Moreover, Russian geopolitical influence is still of value to China. The least of China’s wishes is for Russian influence to diminish to the extent that it could not even attempt to counter U.S. hegemony in Europe. If Russia were to collapse, the ensuing target would be China. However, it remains difficult for China to get its hands dirty since its narrative of the war ties its limbs. As the West’s prudence has defended against further violence, an unprovoked escalation by China would flip the proverbial table. China would become the cause of escalation. Additionally, it would smear the appeal of a multipolar world for the rest of the world; after all, it is only enticing if it supposes more checks and balances on any power dominance. Grudgingly, China has now resorted to heralding a peaceful resolution to the war. Its aim is to keep the status quo and keep Russian influence from further abating while maintaining a pro-Russian neutrality. Therefore, the West’s prudence has deterred China from more pronounced involvements and has kept alive the opportunity for a counter-offensive.
The reality on the ground right now is that weapons from the West come in erratic intervals. The delivery of Leopard tanks in batches means that Ukraine cannot buy ammunition in bulk. Moreover, the counter-offensive has slowed. Not because the Russian army is militarily capable (it is rotten to the core with corruption), but rather, the pace is slow because of the difficulties in traversing swathes of land mines and the Dnieper river. Hence, Ukraine is saving up on tanks and relying on artillery for now. But once Ukraine crosses this impasse and deploys the supplies in bulk, it could be too little too late for Russia. A prompt response from China might salvage little as well. So the balancing act of the West has arguably bestowed Ukraine with an element of surprise to carry out a decisive and short blow to the southeast. The irony is that both China and Russia logically anticipate this surprise, yet neither could likely do much in response to it. In the wake of that decisive blow, it is unlikely that China could haphazardly bolster its support for Russia; it takes time for the narrative of China supporting Russian self-defence to form. This comes at the cost of heavy casualties. By any means, Ukraine gets to keep this element of surprise.
All in all, prudence is not as devastating as it seems.

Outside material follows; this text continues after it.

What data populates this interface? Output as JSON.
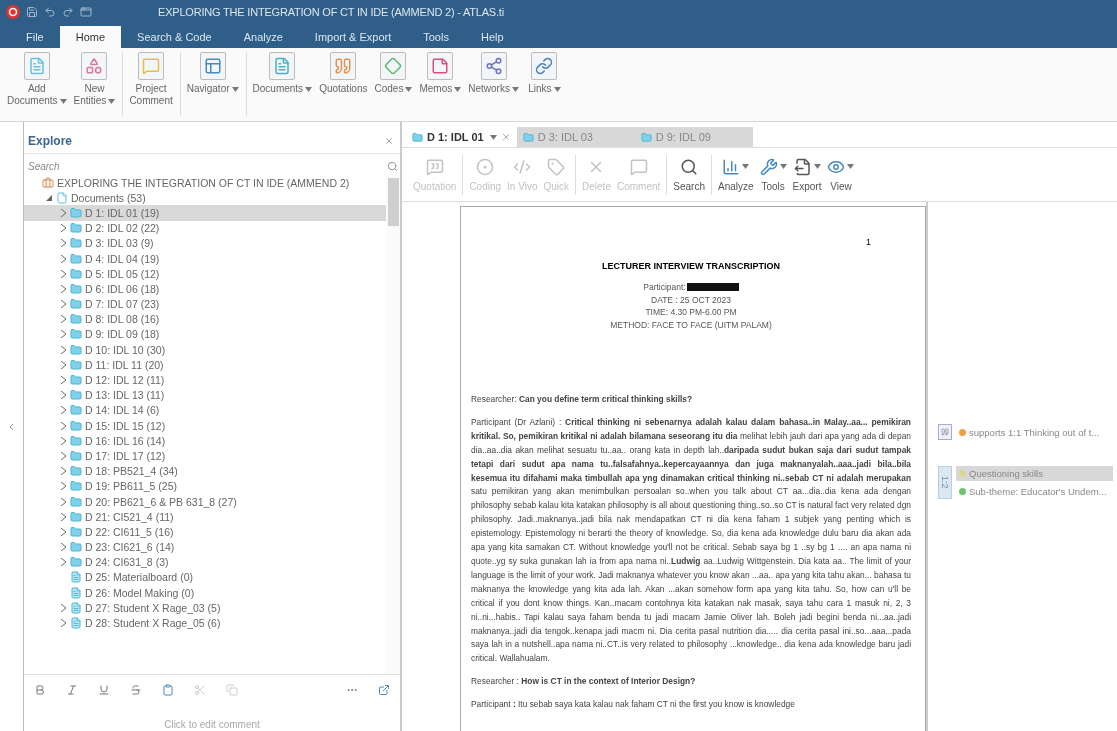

Featured image: From left to right, U.S. President Joe Biden, U.K. Prime Minister Rishi Sunak, President of the European Commission Ursula von der Leyen, President of Ukraine Volodymyr Zelenskyy and President of the European Council Charles Michel at the G7 Hiroshima summit in 2023. “Prime Minister Rishi Sunak attends the G7 Summit in Japan” by Simon Dawson / Number 10 is licensed under CC BY-NC-ND 2.0
Edited by Eliza Yip.